WHAT YOU NEED TO DO ▸ Below are the entries; state how many of their lines contain the string "种树时间", and nothing more.

INPUT DATA ▸
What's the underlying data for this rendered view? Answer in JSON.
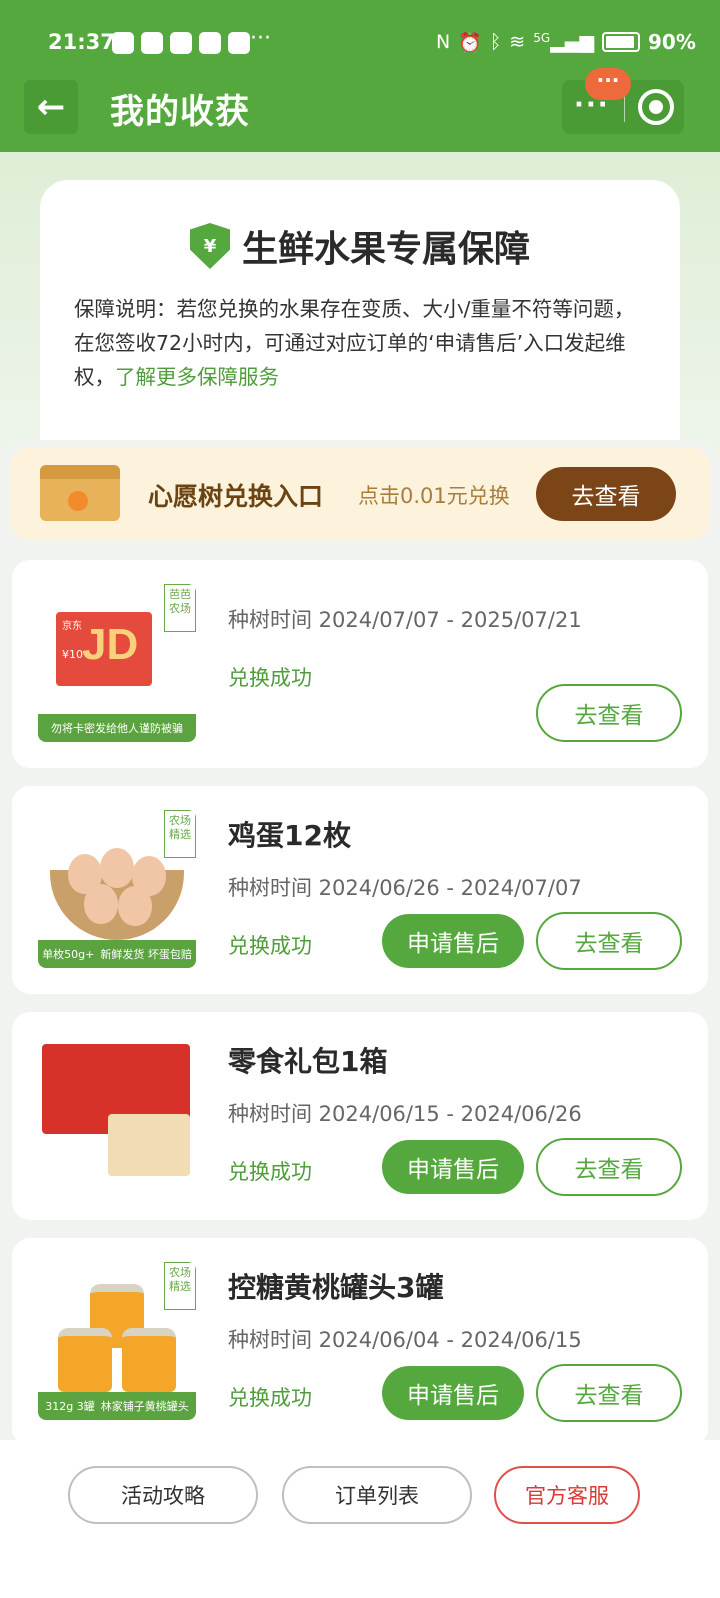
{
  "status_bar": {
    "time": "21:37",
    "more": "···",
    "network": "5G",
    "battery": "90%",
    "icons": [
      "nfc-icon",
      "alarm-icon",
      "bluetooth-icon",
      "wifi-icon",
      "signal-icon",
      "battery-icon"
    ]
  },
  "nav": {
    "back_icon": "←",
    "title": "我的收获",
    "more_dots": "···",
    "badge": "···"
  },
  "guarantee": {
    "shield_symbol": "¥",
    "title": "生鲜水果专属保障",
    "desc": "保障说明：若您兑换的水果存在变质、大小/重量不符等问题，在您签收72小时内，可通过对应订单的‘申请售后’入口发起维权，",
    "link": "了解更多保障服务"
  },
  "wish": {
    "title": "心愿树兑换入口",
    "subtitle": "点击0.01元兑换",
    "button": "去查看"
  },
  "orders": [
    {
      "title": "",
      "date": "种树时间 2024/07/07 - 2025/07/21",
      "status": "兑换成功",
      "view_label": "去查看",
      "tag": "芭芭农场",
      "img_text": {
        "brand": "京东",
        "logo": "JD",
        "price": "¥10",
        "footer": "勿将卡密发给他人谨防被骗"
      }
    },
    {
      "title": "鸡蛋12枚",
      "date": "种树时间 2024/06/26 - 2024/07/07",
      "status": "兑换成功",
      "after_label": "申请售后",
      "view_label": "去查看",
      "tag": "农场精选",
      "img_text": {
        "footer": "新鲜发货 坏蛋包赔",
        "spec": "单枚50g+"
      }
    },
    {
      "title": "零食礼包1箱",
      "date": "种树时间 2024/06/15 - 2024/06/26",
      "status": "兑换成功",
      "after_label": "申请售后",
      "view_label": "去查看"
    },
    {
      "title": "控糖黄桃罐头3罐",
      "date": "种树时间 2024/06/04 - 2024/06/15",
      "status": "兑换成功",
      "after_label": "申请售后",
      "view_label": "去查看",
      "tag": "农场精选",
      "img_text": {
        "footer": "林家铺子黄桃罐头",
        "spec": "312g 3罐"
      }
    }
  ],
  "bottom": {
    "strategy": "活动攻略",
    "orders": "订单列表",
    "service": "官方客服"
  },
  "colors": {
    "brand_green": "#55a83e",
    "wish_brown": "#7c4517",
    "service_red": "#d63b35"
  }
}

TASK ANSWER ▸ 4